I'd like the entries that follow repeated exactly, with the pictures left out.

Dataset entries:
______
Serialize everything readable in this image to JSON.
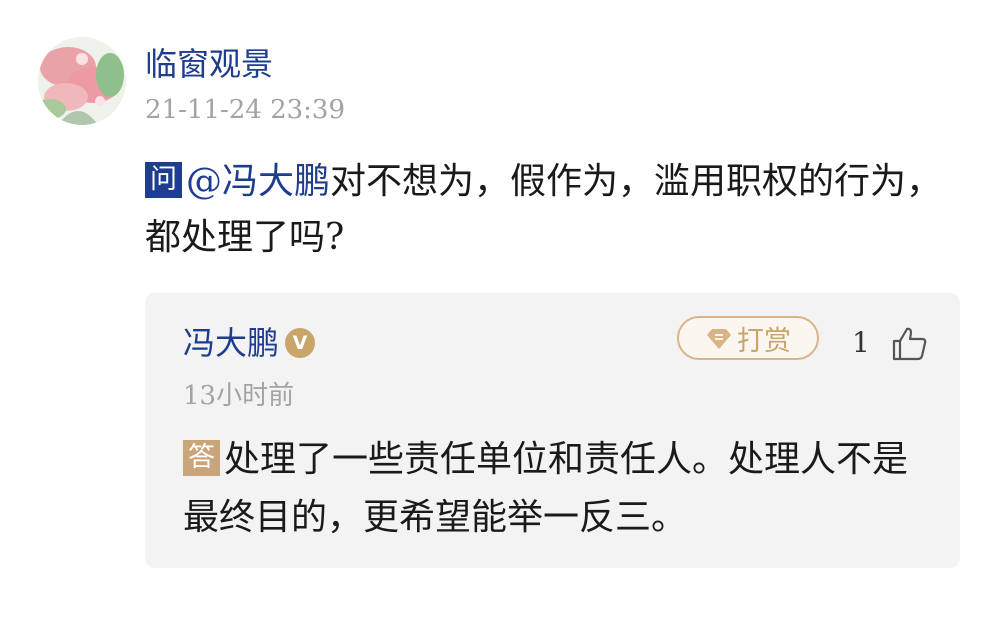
{
  "question_post": {
    "asker_name": "临窗观景",
    "timestamp": "21-11-24 23:39",
    "badge": "问",
    "mention": "@冯大鹏",
    "question_text": "对不想为，假作为，滥用职权的行为，都处理了吗?"
  },
  "reply": {
    "replier_name": "冯大鹏",
    "verified_icon": "verified-v-icon",
    "verified_mark": "V",
    "reward_label": "打赏",
    "like_count": "1",
    "relative_time": "13小时前",
    "badge": "答",
    "answer_text": "处理了一些责任单位和责任人。处理人不是最终目的，更希望能举一反三。"
  },
  "colors": {
    "name_blue": "#1f3d8f",
    "answer_badge": "#cba57a",
    "reward_gold": "#c9a56a",
    "card_bg": "#f3f3f3",
    "meta_gray": "#a3a3a3"
  }
}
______
Response to this exercise —
Serialize everything readable in this image to JSON.
{
  "question_post": {
    "asker_name": "临窗观景",
    "timestamp": "21-11-24 23:39",
    "badge": "问",
    "mention": "@冯大鹏",
    "question_text": "对不想为，假作为，滥用职权的行为，都处理了吗?"
  },
  "reply": {
    "replier_name": "冯大鹏",
    "verified_icon": "verified-v-icon",
    "verified_mark": "V",
    "reward_label": "打赏",
    "like_count": "1",
    "relative_time": "13小时前",
    "badge": "答",
    "answer_text": "处理了一些责任单位和责任人。处理人不是最终目的，更希望能举一反三。"
  },
  "colors": {
    "name_blue": "#1f3d8f",
    "answer_badge": "#cba57a",
    "reward_gold": "#c9a56a",
    "card_bg": "#f3f3f3",
    "meta_gray": "#a3a3a3"
  }
}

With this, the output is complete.